Bobby Hill – Already showing flair since arriving, he has quickly matured, assuming the number one small forward role while Toby Greene completes his suspension and Brent Daniels recovers. He has dealt with the opposition’s best small defender for the first few weeks, but watch him really explode when the superstar Greene returns. He does the spectacular well, but the basics very very well. With 2.0 from 12 touches and four marks, including a ripping hanger, he played his role well.

Finn Callaghan- Great debut from the number three draft pick. Deployed on a wing, his silky smooth skills came to the fore mainly in the second half. He kicked a great goal at the end of the game, however his best kick- arguably the possession of the game was a sizzling 45m dart switch that was centimetre perfect to evade a charging Max Gawn at centre half back.
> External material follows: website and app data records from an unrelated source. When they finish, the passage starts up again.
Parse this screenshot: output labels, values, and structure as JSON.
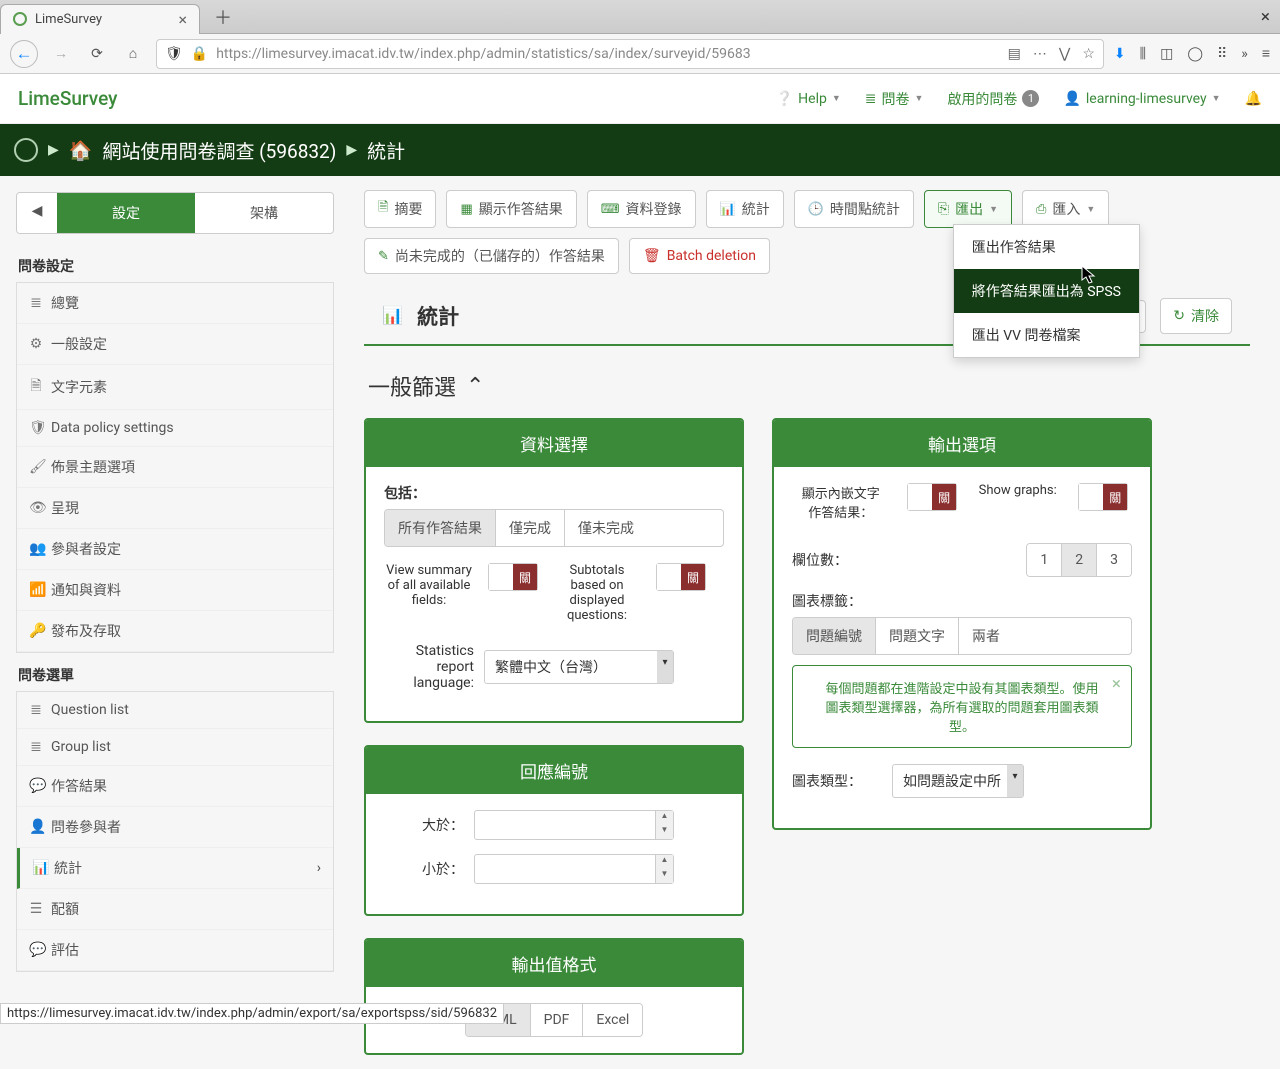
{
  "browser": {
    "tab_title": "LimeSurvey",
    "url": "https://limesurvey.imacat.idv.tw/index.php/admin/statistics/sa/index/surveyid/59683"
  },
  "header": {
    "logo": "LimeSurvey",
    "help": "Help",
    "surveys": "問卷",
    "active_surveys": "啟用的問卷",
    "active_count": "1",
    "user": "learning-limesurvey"
  },
  "breadcrumb": {
    "survey": "網站使用問卷調查 (596832)",
    "page": "統計"
  },
  "sidebar": {
    "tabs": {
      "settings": "設定",
      "structure": "架構"
    },
    "h1": "問卷設定",
    "h2": "問卷選單",
    "settings_items": [
      "總覽",
      "一般設定",
      "文字元素",
      "Data policy settings",
      "佈景主題選項",
      "呈現",
      "參與者設定",
      "通知與資料",
      "發布及存取"
    ],
    "menu_items": [
      "Question list",
      "Group list",
      "作答結果",
      "問卷參與者",
      "統計",
      "配額",
      "評估"
    ]
  },
  "toolbar": {
    "summary": "摘要",
    "display": "顯示作答結果",
    "dataentry": "資料登錄",
    "stats": "統計",
    "timing": "時間點統計",
    "export": "匯出",
    "import": "匯入",
    "saved": "尚未完成的（已儲存的）作答結果",
    "batch": "Batch deletion"
  },
  "export_menu": {
    "responses": "匯出作答結果",
    "spss": "將作答結果匯出為 SPSS",
    "vv": "匯出 VV 問卷檔案"
  },
  "page": {
    "title": "統計",
    "clear": "清除",
    "filter_title": "一般篩選"
  },
  "card1": {
    "title": "資料選擇",
    "include": "包括：",
    "opt_all": "所有作答結果",
    "opt_complete": "僅完成",
    "opt_incomplete": "僅未完成",
    "view_summary": "View summary of all available fields:",
    "subtotals": "Subtotals based on displayed questions:",
    "lang": "Statistics report language:",
    "lang_val": "繁體中文（台灣）",
    "off": "關"
  },
  "card2": {
    "title": "回應編號",
    "gt": "大於：",
    "lt": "小於："
  },
  "card3": {
    "title": "輸出值格式",
    "html": "HTML",
    "pdf": "PDF",
    "excel": "Excel"
  },
  "card4": {
    "title": "輸出選項",
    "inline": "顯示內嵌文字作答結果：",
    "graphs": "Show graphs:",
    "cols": "欄位數：",
    "c1": "1",
    "c2": "2",
    "c3": "3",
    "labels": "圖表標籤：",
    "l_code": "問題編號",
    "l_text": "問題文字",
    "l_both": "兩者",
    "alert": "每個問題都在進階設定中設有其圖表類型。使用圖表類型選擇器，為所有選取的問題套用圖表類型。",
    "chart_type": "圖表類型：",
    "chart_type_val": "如問題設定中所",
    "off": "關"
  },
  "status_url": "https://limesurvey.imacat.idv.tw/index.php/admin/export/sa/exportspss/sid/596832"
}
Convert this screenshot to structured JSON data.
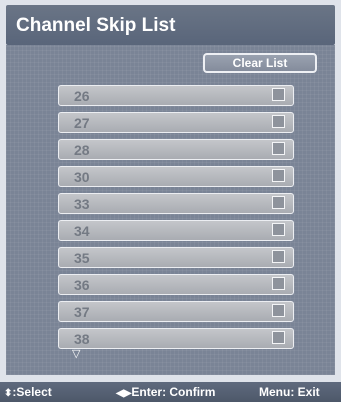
{
  "title": "Channel Skip List",
  "clear_button_label": "Clear List",
  "channels": [
    {
      "number": "26",
      "checked": false
    },
    {
      "number": "27",
      "checked": false
    },
    {
      "number": "28",
      "checked": false
    },
    {
      "number": "30",
      "checked": false
    },
    {
      "number": "33",
      "checked": false
    },
    {
      "number": "34",
      "checked": false
    },
    {
      "number": "35",
      "checked": false
    },
    {
      "number": "36",
      "checked": false
    },
    {
      "number": "37",
      "checked": false
    },
    {
      "number": "38",
      "checked": false
    }
  ],
  "more_indicator": "▽",
  "footer": {
    "select_icon": "⬍",
    "select_label": ":Select",
    "enter_icon": "◀▶",
    "enter_label": "Enter: Confirm",
    "menu_label": "Menu: Exit"
  }
}
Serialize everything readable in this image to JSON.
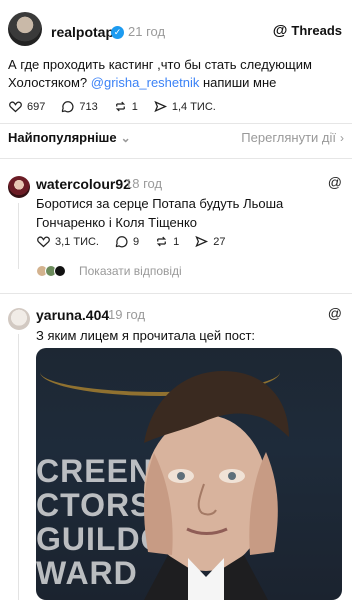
{
  "header": {
    "username": "realpotap",
    "time": "21 год",
    "brand": "Threads"
  },
  "post": {
    "text_before": "А где проходить кастинг ,что бы стать следующим Холостяком? ",
    "mention": "@grisha_reshetnik",
    "text_after": " напиши мне",
    "likes": "697",
    "comments": "713",
    "reposts": "1",
    "shares": "1,4 ТИС."
  },
  "sort": {
    "label": "Найпопулярніше",
    "view_activity": "Переглянути дії"
  },
  "comments": [
    {
      "username": "watercolour92",
      "time": "18 год",
      "text": "Боротися за серце Потапа будуть Льоша Гончаренко і Коля Тіщенко",
      "likes": "3,1 ТИС.",
      "comments": "9",
      "reposts": "1",
      "shares": "27",
      "show_replies": "Показати відповіді"
    },
    {
      "username": "yaruna.404",
      "time": "19 год",
      "text": "З яким лицем я прочитала цей пост:",
      "image_text": [
        "CREEN",
        "CTORS",
        "GUILDO",
        "WARD"
      ]
    }
  ],
  "colors": {
    "accent": "#3b82f6",
    "muted": "#9a9a9a",
    "verified": "#1d9bf0"
  }
}
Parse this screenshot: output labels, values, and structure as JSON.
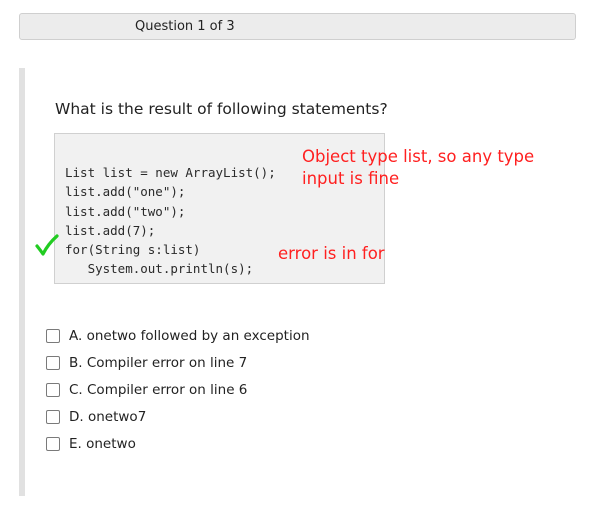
{
  "header": {
    "progress_label": "Question 1 of 3"
  },
  "question": {
    "prompt": "What is the result of following statements?",
    "code_lines": [
      "List list = new ArrayList();",
      "list.add(\"one\");",
      "list.add(\"two\");",
      "list.add(7);",
      "for(String s:list)",
      "   System.out.println(s);"
    ],
    "annotations": {
      "note_line_1": "Object type list, so any type",
      "note_line_2": "input is fine",
      "error_note": "error is in for"
    },
    "annotation_color": "#ff2020",
    "checkmark_color": "#22cc22",
    "options": [
      {
        "label": "A. onetwo followed by an exception",
        "checked": false
      },
      {
        "label": "B. Compiler error on line 7",
        "checked": false
      },
      {
        "label": "C. Compiler error on line 6",
        "checked": false
      },
      {
        "label": "D. onetwo7",
        "checked": false
      },
      {
        "label": "E. onetwo",
        "checked": false
      }
    ]
  }
}
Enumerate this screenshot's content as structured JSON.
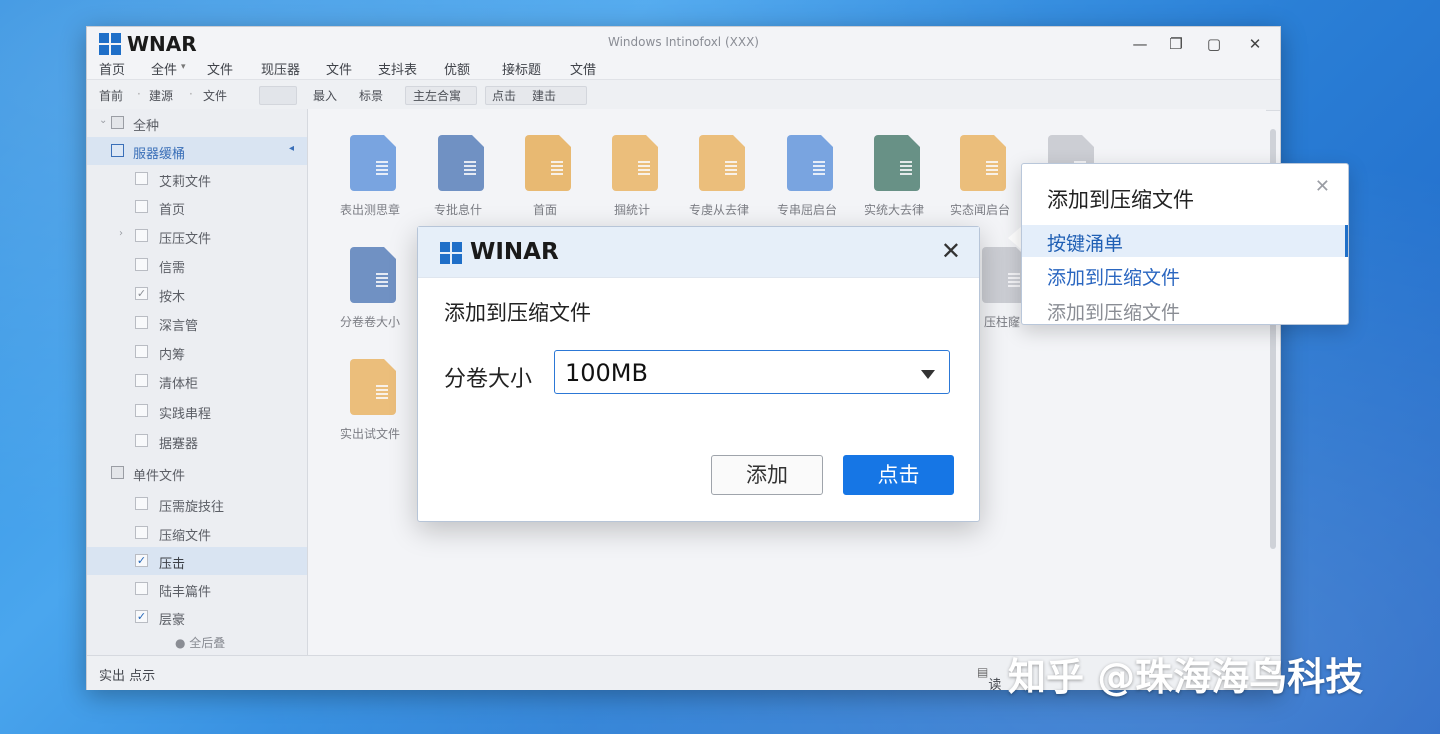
{
  "window": {
    "brand": "WNAR",
    "title": "Windows Intinofoxl (XXX)",
    "controls": {
      "minimize": "—",
      "restore": "❐",
      "maximize": "▢",
      "close": "✕"
    }
  },
  "menubar": [
    "首页",
    "全件",
    "文件",
    "现压器",
    "文件",
    "支抖表",
    "优额",
    "接标题",
    "文借"
  ],
  "toolbar": {
    "nav": [
      "首前",
      "建源",
      "文件"
    ],
    "view": [
      "最入",
      "标景"
    ],
    "actions": [
      "主左合寓",
      "点击",
      "建击"
    ]
  },
  "sidebar": [
    {
      "label": "全种",
      "type": "header"
    },
    {
      "label": "服器缓桶",
      "type": "folder",
      "selected": true
    },
    {
      "label": "艾莉文件",
      "checked": false
    },
    {
      "label": "首页",
      "checked": false
    },
    {
      "label": "压压文件",
      "checked": false
    },
    {
      "label": "信需",
      "checked": false
    },
    {
      "label": "按木",
      "checked": true
    },
    {
      "label": "深言管",
      "checked": false
    },
    {
      "label": "内筹",
      "checked": false
    },
    {
      "label": "清体柜",
      "checked": false
    },
    {
      "label": "实践串程",
      "checked": false
    },
    {
      "label": "据蹇器",
      "checked": false
    },
    {
      "label": "单件文件",
      "type": "header"
    },
    {
      "label": "压需旋技往",
      "checked": false
    },
    {
      "label": "压缩文件",
      "checked": false
    },
    {
      "label": "压击",
      "checked": true,
      "selected": true
    },
    {
      "label": "陆丰篇件",
      "checked": false
    },
    {
      "label": "层豪",
      "checked": true
    },
    {
      "label": "全后叠",
      "type": "footer"
    }
  ],
  "files": [
    {
      "name": "表出测思章",
      "color": "#3a7bd5"
    },
    {
      "name": "专批息什",
      "color": "#2c5fa8"
    },
    {
      "name": "首面",
      "color": "#e39b2c"
    },
    {
      "name": "掴統计",
      "color": "#e8a43a"
    },
    {
      "name": "专虔从去律",
      "color": "#e8a43a"
    },
    {
      "name": "专串屈启台",
      "color": "#3a7bd5"
    },
    {
      "name": "实统大去律",
      "color": "#1f5e4a"
    },
    {
      "name": "实态闻启台",
      "color": "#e8a43a"
    },
    {
      "name": "",
      "color": "#b9bcc2"
    },
    {
      "name": "分卷卷大小",
      "color": "#2c5fa8"
    },
    {
      "name": "压柱窿",
      "color": "#b9bcc2"
    },
    {
      "name": "实出试文件",
      "color": "#e8a43a"
    }
  ],
  "statusbar": {
    "left": "实出 点示",
    "right": "读"
  },
  "dialog": {
    "brand": "WINAR",
    "close": "✕",
    "heading": "添加到压缩文件",
    "volume_label": "分卷大小",
    "volume_value": "100MB",
    "btn_add": "添加",
    "btn_click": "点击"
  },
  "popup": {
    "title": "添加到压缩文件",
    "close": "✕",
    "items": [
      {
        "label": "按键涌单",
        "highlight": true,
        "color": "#1f5fb4"
      },
      {
        "label": "添加到压缩文件",
        "highlight": false,
        "color": "#2a66c0"
      },
      {
        "label": "添加到压缩文件",
        "highlight": false,
        "color": "#8a8d94"
      }
    ]
  },
  "watermark": "知乎 @珠海海鸟科技"
}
He was also very clean below his knees, and while I feel the Bontempelli comparison is spot on, he also reminds me of Jack Macrae with his ball use – watch and you might see what I mean. Callaghan also contributed two big smothers, showcasing a great desire to compete without the footy.

 

THE WHISTLEBLOWERS

There were a few interesting moments in this one.

Melbourne had two free kicks paid against them and also a 50m penalty for disputing umpire calls. GWS managed to infringe twice on the 6-6-6 ruling twice

The most controversial moment came when Petracca had a goal disallowed by a free kick paid for a push from Langdon who was trying to edge Ash over the goal line to allow the ball to go through. While the old school key forwards like Brown and Riewoldt were up in arms about the call, I’ll do something different here and commend the call… I know what you’re saying “that’s crap – they never call that”. Well, as a guy that played full back from under 15’s all the way to league footy I completely disagree, as the goal square shouldn’t be an area where, suddenly, all the rules go out the window. I hope it’s the start of a new trend, as forwards have it was too easy in the game. Good on her for having the balls to make that call (metaphorically)

 

BRETT’S BLAST – Lachie Ash

The effort from Ash was generally ok, however, there is one effort he will want back. With 12 and a half minutes remaining in the third quarter Pickett gathered at half-back and went for a run and bounce, with Ash is in pursuit. Pickett kicked the ball onto a 1v1 at half forward, Idun spoiled to ground and Pickett swooped and gathered for a goal. In the 30 or so metres between the kick and the gather, Kozzy put 20m on Ash. Sure, he did run past another Giant as well, but Ash is nowhere to be seen, just appearing to give up on the chase and doesn’t signal to cover if he cannot keep up.

 

QUICK TAKES

Absolutely outstanding diving effort by Tom Sparrow late in the game to kick deep inside 50 chase down the ball and fly through the air like… like some kind of bird, a pigeon perhaps, to knock the ball goalward for his side to capitalise on. Bringing back memories of Wayne Harmes, Sparrow was clearly inside the field of play with his outstanding effort- which was made all the more special considering the game was as good as done.

GWS got some handy midfield minutes from Tanner Bruhn, though I’d have liked to see the move made a little earlier, he has some real “grub” in the way he goes about it – not in a disrespectful sense, but in the fact that if he is in the vicinity he will make you earn absolutely everything.

Nick Haynes couldn’t get going in this one, the only way I can describe it was that he was simultaneously all over the place while also “nowhere to be seen”

Very good game from Sam Weidemann, will make the decision hard for Simon Goodwin once Ben Brown becomes available again.

Another great game from James Jordon on a wing, this guy just goes about it and slips under the guard week in and week out. One of the most underrated ball users in the game, also knows where to be before he has to be there

If Callaghan’s switch was the possession of the game I also have to give a close second to Whitfield’s switch from half forward to 30m out at full pace in the first quarter. GWS need to get the ball in his hands at every opportunity. As his running power has faded with injuries and a role change was on the cards, he has always had a very elite disposal- which somehow seems to have been forgotten over time

 

Want more of this kind of stuff? Join The Mongrel to get it!